Ethnically speaking

While filling out paperwork to get flu shots, a lot of deep questions pierced my soul.

The form had me list my race. This has always been an internal struggle, especially when it says "Choose one." To choose one would be to deny the other, and that just never felt right. In the end, though, I marked the box next to the race "Asian" as i always end up doing.

Then, the form had an ethnic group category. It said:

Hispanic: Yes _ No _

Wondering why they listed ten different races but only one ethnic group, I went ahead and marked "No."

Then I was faced with the task of filling out forms for my children who cross the color spectrum. Some of my children are OBVIOUSLY not Caucasian, and to say they are Caucasian might cause them to have identity issues. The other children have such strong (and recessive) Caucasian features that to call them Asian would be laughable. So, what do I do? Mark the dark ones Asian and the light ones Caucasian? Just pick one for all of them and hope for the best? Go for the minority because they are more likely to get scholarships?

Instead, because I was not yet willing to commit to one race or the other, I answered the form as truthfully as I could.

My children are of the Other race, but they are not ethnically Hispanic.

Take that, county health department. Try making statistics out of us now.

Monday, November 9, 2009

Why is meal time so FRUSTRATING?

I'm pretty sure there was a time where parents didn't have to force their kids to eat.

Starvation did.

Those were the good ol' days.

Wednesday, November 4, 2009

Edit or dread it, PART I

A lot of you may feel I'm being harsh about the English spelling and grammar that I found in Asia, and I must make a point.

I will not ever make fun of how a person speaks. If someone is trying their best to communicate in a foreign language, my hat goes off to them, and they should be commended.

I will, however, make fun of things that are put into print, because seriously, they should have someone who speaks the language fluently check that. Don't worry, I also make fun of those people get Asian symbols tattooed on their bodies without checking with an Asian person if it makes sense. ("Why, yes, that symbol DOES mean proud . . . as in arrogant, overbearing, and insolent. Way to get that permanently inked onto your body.")

So, to start the "Edit or dread it" series, let's begin with Asian cards:


When you don't want just a part of a dream to come true....

"Happy Birthday
May all your dream come true"


When you don't really know what to say...

"Very Wonderfully and More Pleasantly
For You
Time over Something"


"Love thy enemy" and send them a card.

"Especially Foe You"

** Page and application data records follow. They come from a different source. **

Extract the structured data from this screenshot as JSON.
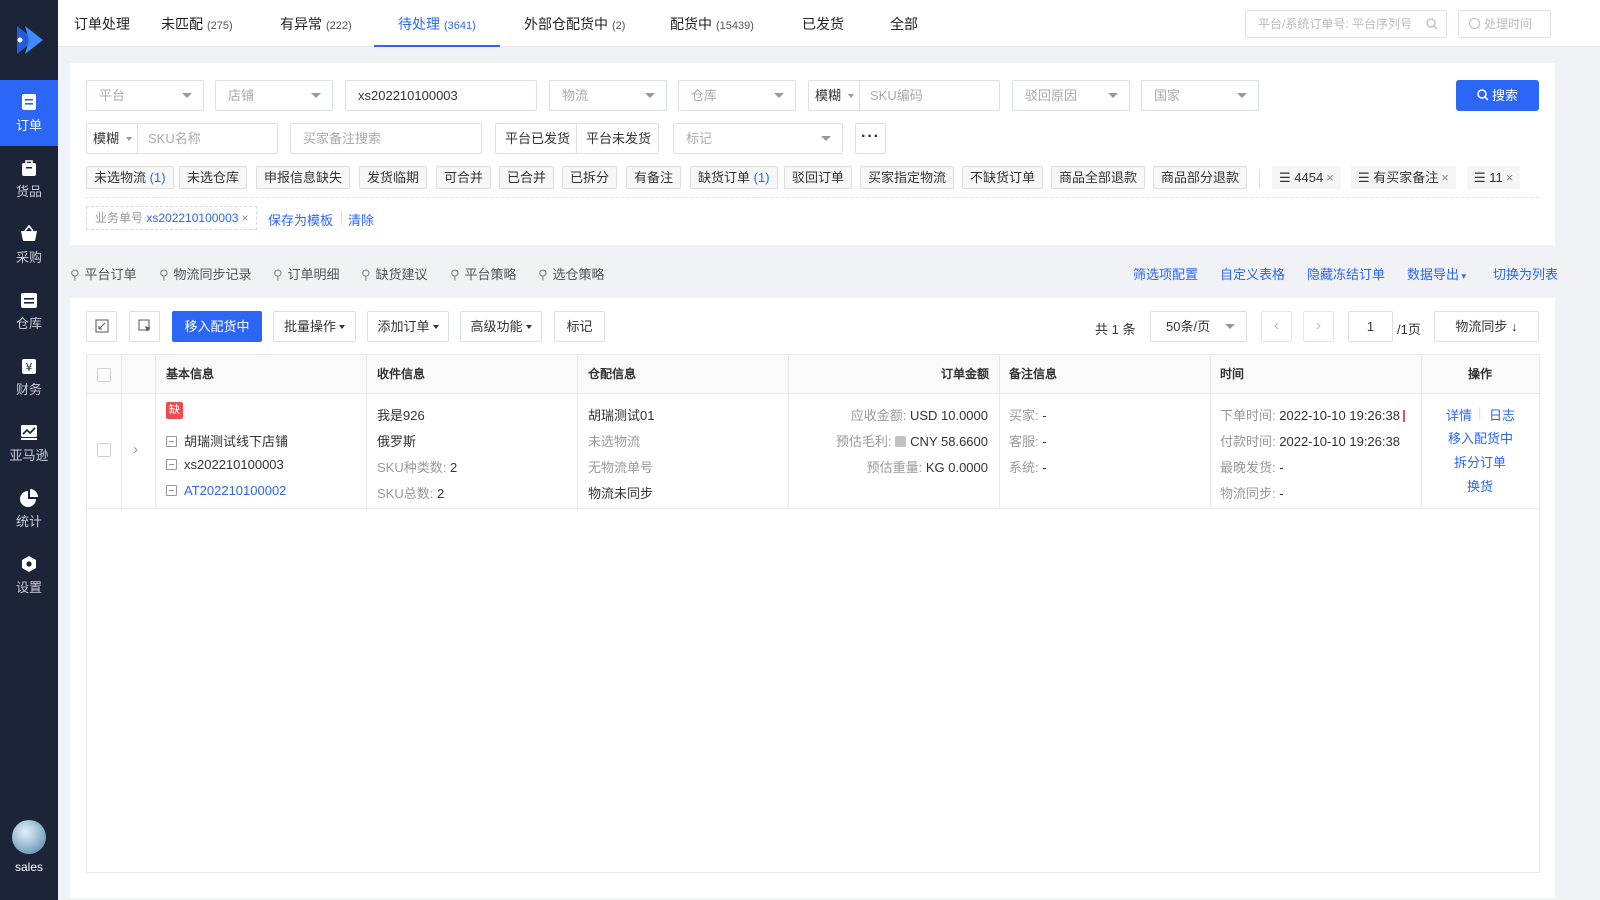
{
  "colors": {
    "accent": "#2b66f6",
    "sidebar": "#1c2538",
    "danger": "#f5484d"
  },
  "sidebar": {
    "items": [
      {
        "label": "订单",
        "icon": "order-icon"
      },
      {
        "label": "货品",
        "icon": "goods-icon"
      },
      {
        "label": "采购",
        "icon": "purchase-icon"
      },
      {
        "label": "仓库",
        "icon": "warehouse-icon"
      },
      {
        "label": "财务",
        "icon": "finance-icon"
      },
      {
        "label": "亚马逊",
        "icon": "amazon-icon"
      },
      {
        "label": "统计",
        "icon": "statistics-icon"
      },
      {
        "label": "设置",
        "icon": "settings-icon"
      }
    ],
    "user": "sales"
  },
  "header": {
    "title": "订单处理",
    "tabs": [
      {
        "label": "未匹配",
        "count": "(275)"
      },
      {
        "label": "有异常",
        "count": "(222)"
      },
      {
        "label": "待处理",
        "count": "(3641)"
      },
      {
        "label": "外部仓配货中",
        "count": "(2)"
      },
      {
        "label": "配货中",
        "count": "(15439)"
      },
      {
        "label": "已发货",
        "count": ""
      },
      {
        "label": "全部",
        "count": ""
      }
    ],
    "search_placeholder": "平台/系统订单号: 平台序列号",
    "time_placeholder": "处理时间"
  },
  "filters": {
    "platform": "平台",
    "store": "店铺",
    "order_no": "xs202210100003",
    "logistics": "物流",
    "warehouse": "仓库",
    "sku_code_mode": "模糊",
    "sku_code": "SKU编码",
    "reject_reason": "驳回原因",
    "country": "国家",
    "search_btn": "搜索",
    "sku_name_mode": "模糊",
    "sku_name": "SKU名称",
    "buyer_note": "买家备注搜索",
    "platform_shipped": "平台已发货",
    "platform_unshipped": "平台未发货",
    "mark": "标记",
    "more": "···",
    "tags": [
      {
        "label": "未选物流",
        "count": "(1)"
      },
      {
        "label": "未选仓库",
        "count": ""
      },
      {
        "label": "申报信息缺失",
        "count": ""
      },
      {
        "label": "发货临期",
        "count": ""
      },
      {
        "label": "可合并",
        "count": ""
      },
      {
        "label": "已合并",
        "count": ""
      },
      {
        "label": "已拆分",
        "count": ""
      },
      {
        "label": "有备注",
        "count": ""
      },
      {
        "label": "缺货订单",
        "count": "(1)"
      },
      {
        "label": "驳回订单",
        "count": ""
      },
      {
        "label": "买家指定物流",
        "count": ""
      },
      {
        "label": "不缺货订单",
        "count": ""
      },
      {
        "label": "商品全部退款",
        "count": ""
      },
      {
        "label": "商品部分退款",
        "count": ""
      }
    ],
    "custom_tags": [
      "4454",
      "有买家备注",
      "11"
    ],
    "business_id_label": "业务单号",
    "business_id_value": "xs202210100003",
    "save_template": "保存为模板",
    "clear": "清除"
  },
  "sublinks": [
    "平台订单",
    "物流同步记录",
    "订单明细",
    "缺货建议",
    "平台策略",
    "选仓策略"
  ],
  "right_links": [
    "筛选项配置",
    "自定义表格",
    "隐藏冻结订单",
    "数据导出",
    "切换为列表"
  ],
  "toolbar": {
    "move": "移入配货中",
    "batch": "批量操作",
    "add": "添加订单",
    "advanced": "高级功能",
    "mark": "标记",
    "total": "共 1 条",
    "page_size": "50条/页",
    "page": "1",
    "pages": "/1页",
    "sync": "物流同步"
  },
  "table": {
    "headers": [
      "基本信息",
      "收件信息",
      "仓配信息",
      "订单金额",
      "备注信息",
      "时间",
      "操作"
    ],
    "row": {
      "badge": "缺",
      "store": "胡瑞测试线下店铺",
      "platform_no": "xs202210100003",
      "system_no": "AT202210100002",
      "recipient": "我是926",
      "country": "俄罗斯",
      "sku_types_label": "SKU种类数:",
      "sku_types": "2",
      "sku_total_label": "SKU总数:",
      "sku_total": "2",
      "warehouse": "胡瑞测试01",
      "logistics": "未选物流",
      "tracking": "无物流单号",
      "sync_status": "物流未同步",
      "receivable_label": "应收金额:",
      "receivable": "USD 10.0000",
      "profit_label": "预估毛利:",
      "profit": "CNY 58.6600",
      "weight_label": "预估重量:",
      "weight": "KG 0.0000",
      "buyer_label": "买家:",
      "buyer": "-",
      "cs_label": "客服:",
      "cs": "-",
      "system_label": "系统:",
      "system": "-",
      "order_time_label": "下单时间:",
      "order_time": "2022-10-10 19:26:38",
      "pay_time_label": "付款时间:",
      "pay_time": "2022-10-10 19:26:38",
      "latest_ship_label": "最晚发货:",
      "latest_ship": "-",
      "logistics_sync_label": "物流同步:",
      "logistics_sync": "-",
      "ops": [
        "详情",
        "日志",
        "移入配货中",
        "拆分订单",
        "换货"
      ]
    }
  }
}
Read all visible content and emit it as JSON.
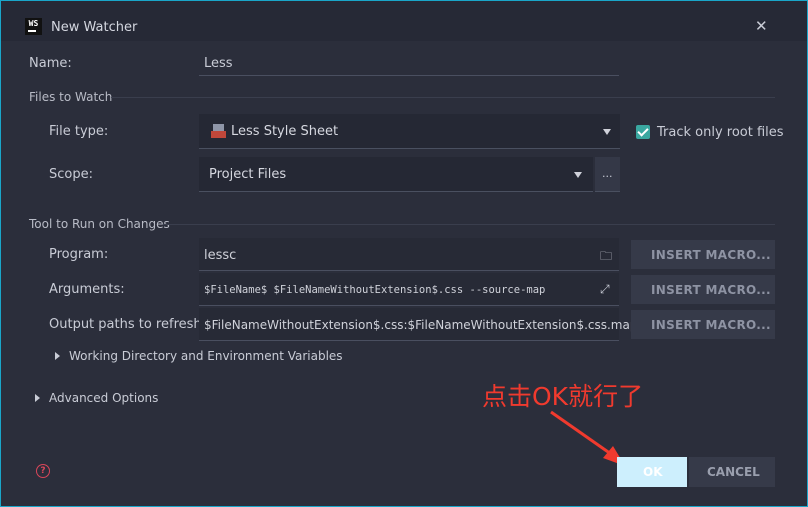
{
  "window": {
    "logo_text": "WS",
    "title": "New Watcher",
    "close_glyph": "✕"
  },
  "name": {
    "label": "Name:",
    "value": "Less"
  },
  "files_to_watch": {
    "section_label": "Files to Watch",
    "file_type_label": "File type:",
    "file_type_value": "Less Style Sheet",
    "scope_label": "Scope:",
    "scope_value": "Project Files",
    "scope_more": "...",
    "track_only_root_label": "Track only root files",
    "track_only_root_checked": true
  },
  "tool": {
    "section_label": "Tool to Run on Changes",
    "program_label": "Program:",
    "program_value": "lessc",
    "arguments_label": "Arguments:",
    "arguments_value": "$FileName$ $FileNameWithoutExtension$.css --source-map",
    "output_label": "Output paths to refresh:",
    "output_value": "$FileNameWithoutExtension$.css:$FileNameWithoutExtension$.css.map",
    "insert_macro_label": "INSERT MACRO...",
    "working_dir_label": "Working Directory and Environment Variables"
  },
  "advanced_label": "Advanced Options",
  "buttons": {
    "help": "?",
    "ok": "OK",
    "cancel": "CANCEL"
  },
  "annotation": {
    "text": "点击OK就行了",
    "color": "#f03a2e"
  },
  "colors": {
    "accent_border": "#1aa6c9",
    "checkbox": "#3aa7a0",
    "ok_button": "#cdeffd"
  }
}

Whatever "It" is....

"For You
It is so grateful to have you around"


In all honesty, this could have been edited by a native English speaker

(from 18th Century England)

"Happy Birthday
Cherish all you appy moments"